# [Work task]
The number of lines holding "bowl" in the listing below is all you should give.

(Study material Opens)

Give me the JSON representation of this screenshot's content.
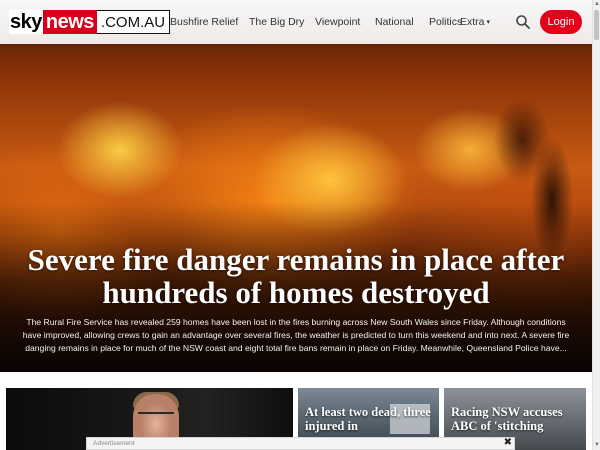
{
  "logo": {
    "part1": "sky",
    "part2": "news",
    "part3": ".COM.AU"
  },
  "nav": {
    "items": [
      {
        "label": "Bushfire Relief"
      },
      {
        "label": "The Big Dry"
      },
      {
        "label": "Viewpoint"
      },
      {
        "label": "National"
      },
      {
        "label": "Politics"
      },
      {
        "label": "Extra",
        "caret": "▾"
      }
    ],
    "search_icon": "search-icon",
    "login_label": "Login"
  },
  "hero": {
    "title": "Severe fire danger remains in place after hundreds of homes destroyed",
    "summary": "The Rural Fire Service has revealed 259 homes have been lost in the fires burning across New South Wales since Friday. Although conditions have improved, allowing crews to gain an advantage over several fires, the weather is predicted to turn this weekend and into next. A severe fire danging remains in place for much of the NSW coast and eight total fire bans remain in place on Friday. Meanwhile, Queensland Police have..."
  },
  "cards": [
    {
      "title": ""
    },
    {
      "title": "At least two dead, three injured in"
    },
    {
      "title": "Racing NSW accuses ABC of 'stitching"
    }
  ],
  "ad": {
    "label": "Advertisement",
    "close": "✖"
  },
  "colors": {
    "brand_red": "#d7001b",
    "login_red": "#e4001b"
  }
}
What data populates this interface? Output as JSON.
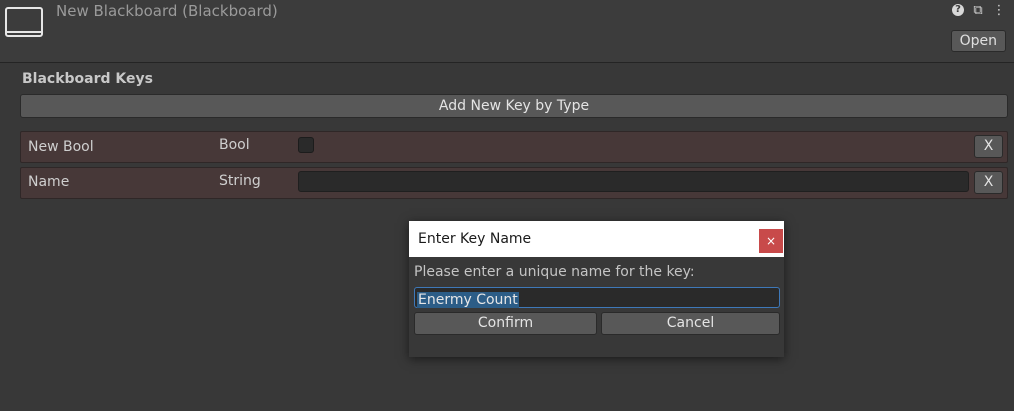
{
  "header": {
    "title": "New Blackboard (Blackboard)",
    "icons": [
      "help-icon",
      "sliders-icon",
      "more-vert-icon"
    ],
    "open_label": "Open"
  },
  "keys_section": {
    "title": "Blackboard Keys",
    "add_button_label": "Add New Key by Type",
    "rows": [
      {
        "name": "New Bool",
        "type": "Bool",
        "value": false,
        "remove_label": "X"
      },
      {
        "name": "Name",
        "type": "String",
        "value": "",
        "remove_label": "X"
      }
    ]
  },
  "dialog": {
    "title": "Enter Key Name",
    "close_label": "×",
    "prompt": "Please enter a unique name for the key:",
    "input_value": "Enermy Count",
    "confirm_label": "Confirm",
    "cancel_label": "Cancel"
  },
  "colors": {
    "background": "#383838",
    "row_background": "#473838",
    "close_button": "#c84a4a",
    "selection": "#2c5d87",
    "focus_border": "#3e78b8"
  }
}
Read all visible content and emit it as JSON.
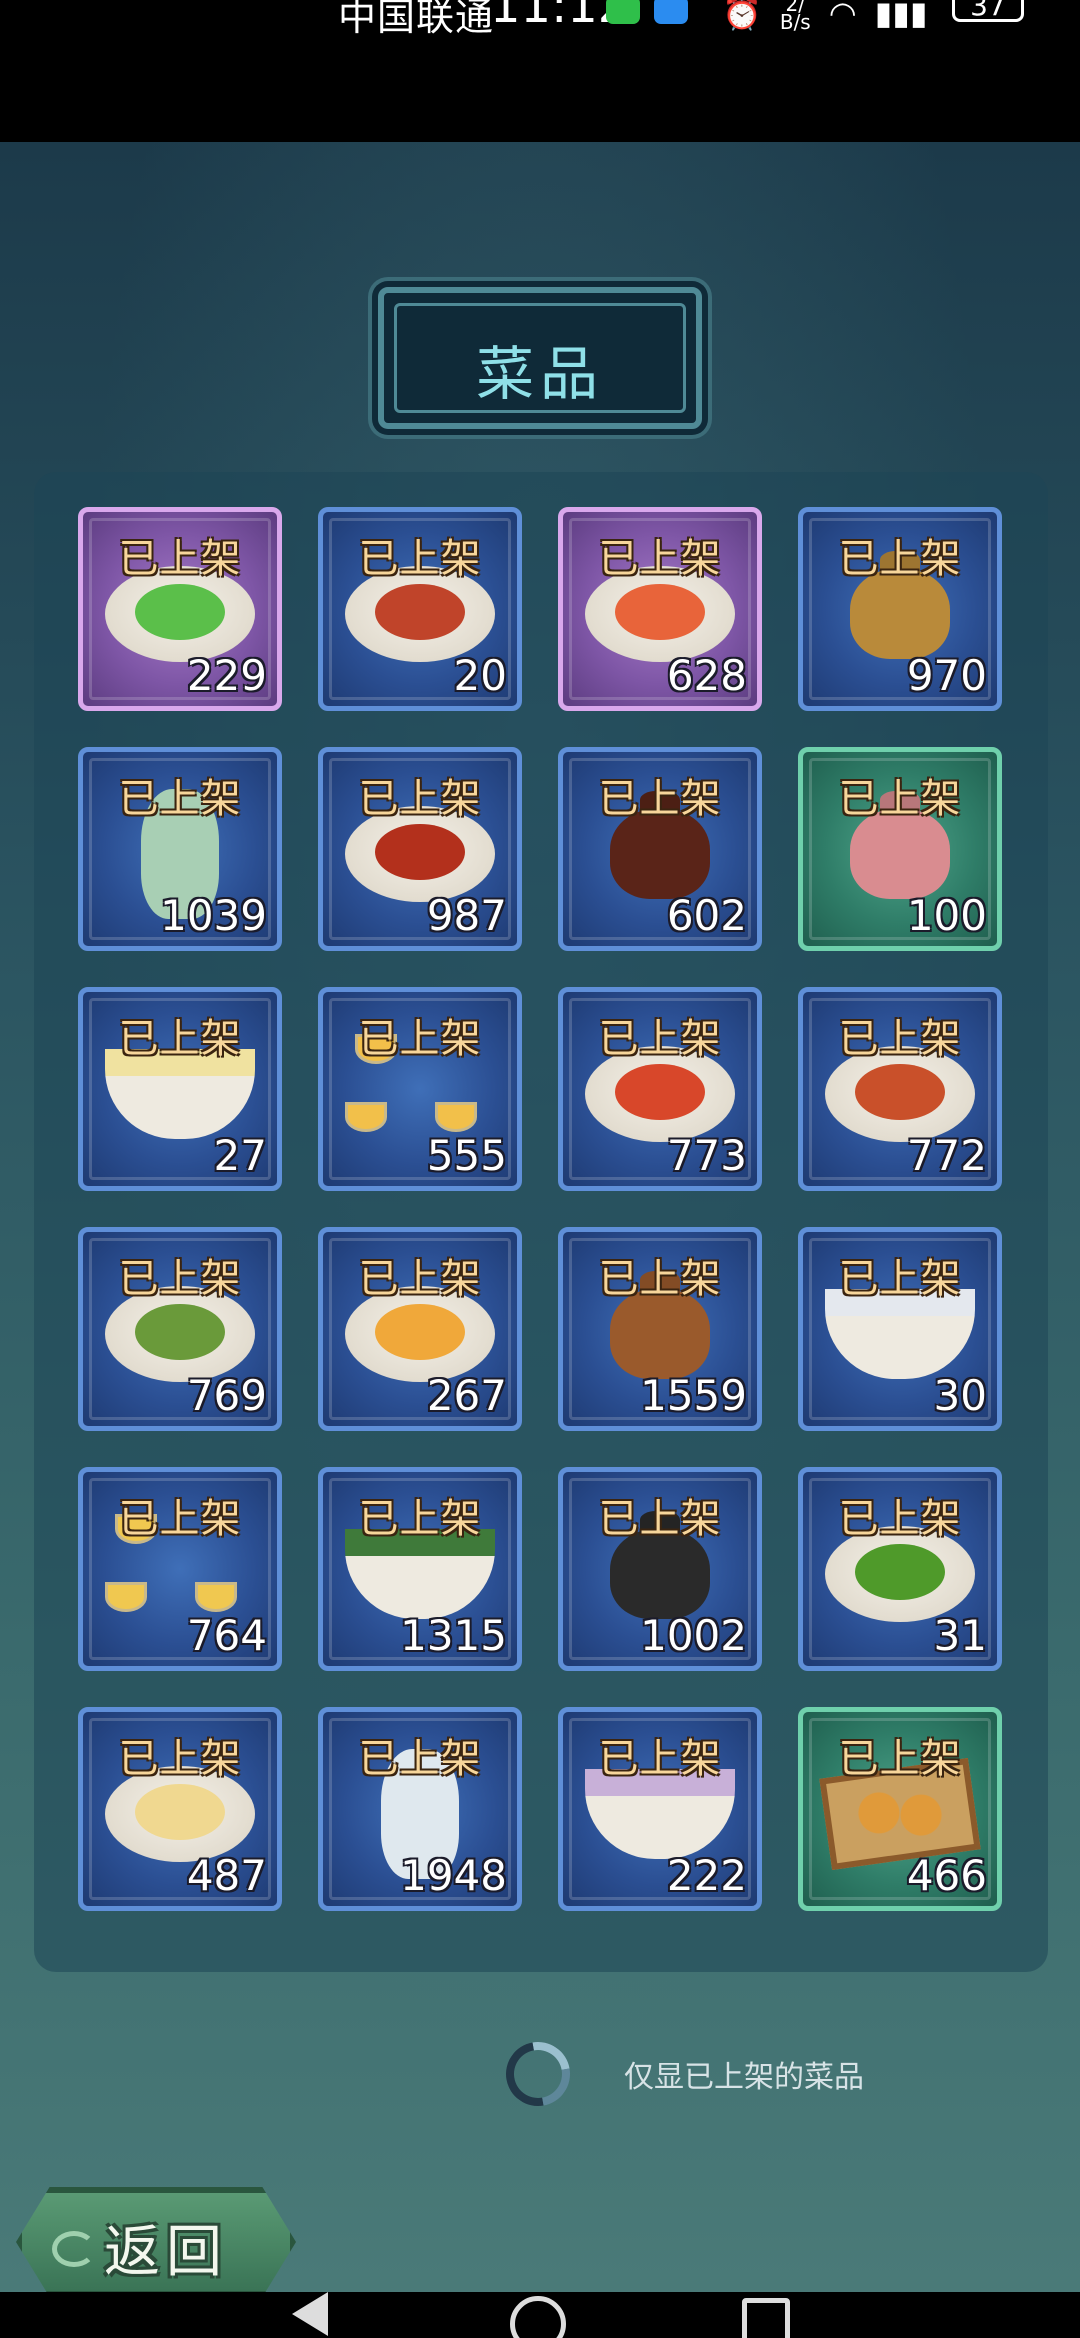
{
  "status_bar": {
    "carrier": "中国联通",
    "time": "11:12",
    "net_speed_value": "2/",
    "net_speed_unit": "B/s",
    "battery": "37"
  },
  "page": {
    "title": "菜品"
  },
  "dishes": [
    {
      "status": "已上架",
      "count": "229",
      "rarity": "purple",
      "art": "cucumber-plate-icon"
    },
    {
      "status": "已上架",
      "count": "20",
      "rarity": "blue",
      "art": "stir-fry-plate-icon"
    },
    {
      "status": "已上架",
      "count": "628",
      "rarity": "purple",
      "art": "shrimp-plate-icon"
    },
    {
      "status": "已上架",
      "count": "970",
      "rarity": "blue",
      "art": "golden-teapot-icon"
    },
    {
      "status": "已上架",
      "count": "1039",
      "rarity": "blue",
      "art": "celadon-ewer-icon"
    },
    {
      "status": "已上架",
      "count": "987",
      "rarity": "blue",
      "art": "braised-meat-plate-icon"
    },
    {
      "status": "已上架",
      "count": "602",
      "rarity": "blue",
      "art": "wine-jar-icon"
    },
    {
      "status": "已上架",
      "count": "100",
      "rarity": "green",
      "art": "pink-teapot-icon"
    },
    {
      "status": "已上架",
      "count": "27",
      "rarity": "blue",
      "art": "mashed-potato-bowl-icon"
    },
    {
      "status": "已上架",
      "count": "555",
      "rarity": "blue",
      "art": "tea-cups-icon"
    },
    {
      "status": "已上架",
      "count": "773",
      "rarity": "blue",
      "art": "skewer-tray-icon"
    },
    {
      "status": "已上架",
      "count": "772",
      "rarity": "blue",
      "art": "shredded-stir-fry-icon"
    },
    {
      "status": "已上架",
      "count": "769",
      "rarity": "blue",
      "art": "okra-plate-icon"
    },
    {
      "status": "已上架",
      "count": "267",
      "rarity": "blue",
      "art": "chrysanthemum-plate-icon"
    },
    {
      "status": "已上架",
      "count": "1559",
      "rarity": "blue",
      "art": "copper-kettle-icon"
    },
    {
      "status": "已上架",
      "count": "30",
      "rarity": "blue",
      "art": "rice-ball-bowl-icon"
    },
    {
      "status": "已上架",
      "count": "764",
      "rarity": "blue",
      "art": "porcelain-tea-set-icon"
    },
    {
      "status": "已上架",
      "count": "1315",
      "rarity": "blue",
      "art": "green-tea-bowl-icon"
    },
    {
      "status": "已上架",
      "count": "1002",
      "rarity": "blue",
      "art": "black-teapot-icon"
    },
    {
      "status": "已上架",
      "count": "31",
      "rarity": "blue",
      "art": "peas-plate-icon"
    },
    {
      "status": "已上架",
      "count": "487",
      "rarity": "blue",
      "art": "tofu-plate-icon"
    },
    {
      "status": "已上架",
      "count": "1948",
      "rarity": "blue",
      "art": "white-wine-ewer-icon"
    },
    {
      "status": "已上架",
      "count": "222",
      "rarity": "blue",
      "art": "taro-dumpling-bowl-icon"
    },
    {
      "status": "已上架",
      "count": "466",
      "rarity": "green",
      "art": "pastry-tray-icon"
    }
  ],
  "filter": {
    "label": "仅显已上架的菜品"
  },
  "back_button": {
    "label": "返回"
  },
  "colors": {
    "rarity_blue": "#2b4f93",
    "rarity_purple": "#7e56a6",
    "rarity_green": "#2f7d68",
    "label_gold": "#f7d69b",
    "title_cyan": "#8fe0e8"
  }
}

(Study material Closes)

# [Solution]
4